At the back of the room, a voice is raised. A deep tone, recognizable among a thousand reasons. It’s Thomas Gourdin, the school director, he has an announcement to make. As often these times, it is sponsored by Covid-19. Students may have to attend the next week of classes at home. A news that is disturbing some of Melanie’s classmates. « Not serious, have we been confined enough no? » says one of them. The atmosphere becomes a little tense. Fortunately Nicola takes out an asset from his sleeve, his magic bell. Everybody smiles, the court resumes its course.
The hands point to 10 o’clock, the break should not be long. But because of the health crisis, the second year students have to wait for the other classes to start. The teacher then proposes a new exercise. The former teacher from The Independent or Time Out wants to get their students to work on their writing. To be able to evaluate them. Something she is not very fond of. « I’m grading you because I have to, it’s almost the weekend, and you need a grade. » There has to be a number on the report card. « Oh, we couldn’t be graded with colors, » Bastien laughs.
A big fan of tennis, French puns and expressions, Bastien loves to provoke laughter among his classmates. « Laugh and make people laugh? I love it. » That’s probably why the atmosphere is so peaceful in the second year. A large (organized) group of friends. A godsend. « Between the stress of the internship. The few outings we do because of Covid, being happy when we come to class, it’s very important« , explains Melanie.
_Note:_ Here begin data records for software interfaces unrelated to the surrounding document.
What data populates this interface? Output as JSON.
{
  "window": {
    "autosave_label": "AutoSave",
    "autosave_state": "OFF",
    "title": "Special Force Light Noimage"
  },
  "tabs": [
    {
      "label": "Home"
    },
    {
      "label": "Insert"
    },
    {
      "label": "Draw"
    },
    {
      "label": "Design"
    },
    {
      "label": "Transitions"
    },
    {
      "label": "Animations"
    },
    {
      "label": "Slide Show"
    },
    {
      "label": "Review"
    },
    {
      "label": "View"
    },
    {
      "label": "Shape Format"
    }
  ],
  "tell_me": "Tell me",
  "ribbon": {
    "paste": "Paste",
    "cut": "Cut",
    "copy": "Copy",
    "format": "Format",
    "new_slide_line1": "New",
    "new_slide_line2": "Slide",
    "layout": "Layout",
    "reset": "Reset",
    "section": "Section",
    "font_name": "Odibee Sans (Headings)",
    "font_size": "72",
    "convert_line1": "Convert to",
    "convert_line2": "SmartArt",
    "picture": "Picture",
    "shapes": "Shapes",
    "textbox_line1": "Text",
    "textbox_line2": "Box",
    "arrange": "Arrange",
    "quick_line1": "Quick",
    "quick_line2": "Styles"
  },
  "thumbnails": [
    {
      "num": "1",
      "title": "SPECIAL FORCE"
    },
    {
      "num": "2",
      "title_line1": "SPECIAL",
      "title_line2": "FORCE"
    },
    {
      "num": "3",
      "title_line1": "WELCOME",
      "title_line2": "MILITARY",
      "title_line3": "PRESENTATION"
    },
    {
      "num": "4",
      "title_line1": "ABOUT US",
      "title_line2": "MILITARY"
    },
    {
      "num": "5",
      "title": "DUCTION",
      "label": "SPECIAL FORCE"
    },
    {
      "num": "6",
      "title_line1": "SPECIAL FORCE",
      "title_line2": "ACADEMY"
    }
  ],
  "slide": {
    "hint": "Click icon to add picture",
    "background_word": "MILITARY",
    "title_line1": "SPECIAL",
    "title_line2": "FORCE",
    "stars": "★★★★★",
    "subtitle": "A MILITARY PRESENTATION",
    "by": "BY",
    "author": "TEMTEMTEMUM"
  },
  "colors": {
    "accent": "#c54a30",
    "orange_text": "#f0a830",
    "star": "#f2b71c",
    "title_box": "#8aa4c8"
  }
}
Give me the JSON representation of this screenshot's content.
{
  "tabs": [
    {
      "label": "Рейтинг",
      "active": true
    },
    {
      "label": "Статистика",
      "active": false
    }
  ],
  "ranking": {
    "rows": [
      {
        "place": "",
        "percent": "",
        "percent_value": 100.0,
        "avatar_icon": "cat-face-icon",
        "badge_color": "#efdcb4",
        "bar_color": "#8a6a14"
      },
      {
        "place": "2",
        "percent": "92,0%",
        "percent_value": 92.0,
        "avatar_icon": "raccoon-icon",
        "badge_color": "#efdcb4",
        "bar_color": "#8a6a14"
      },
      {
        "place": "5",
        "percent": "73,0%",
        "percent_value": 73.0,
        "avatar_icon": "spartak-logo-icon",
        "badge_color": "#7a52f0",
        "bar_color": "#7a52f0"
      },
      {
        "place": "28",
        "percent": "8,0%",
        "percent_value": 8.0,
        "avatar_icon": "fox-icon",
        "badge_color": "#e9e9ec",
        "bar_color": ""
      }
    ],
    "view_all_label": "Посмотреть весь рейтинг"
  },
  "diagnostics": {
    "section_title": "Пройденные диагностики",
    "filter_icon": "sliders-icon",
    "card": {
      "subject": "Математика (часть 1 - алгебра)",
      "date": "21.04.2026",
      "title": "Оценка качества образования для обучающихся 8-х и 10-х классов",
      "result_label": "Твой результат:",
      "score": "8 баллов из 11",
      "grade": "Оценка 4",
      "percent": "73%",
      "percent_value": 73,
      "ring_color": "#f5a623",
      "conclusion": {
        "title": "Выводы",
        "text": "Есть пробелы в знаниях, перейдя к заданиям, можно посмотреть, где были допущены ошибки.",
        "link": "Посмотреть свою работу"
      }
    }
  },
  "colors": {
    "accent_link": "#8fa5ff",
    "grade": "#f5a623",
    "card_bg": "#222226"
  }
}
The days go by, but they are not the same as at the ISJT. Every day, new information, a new friendship, and so many stories to tell.
Abal’Kassim ABAINE, Mélanie ROLAND et Gala JACQUIN.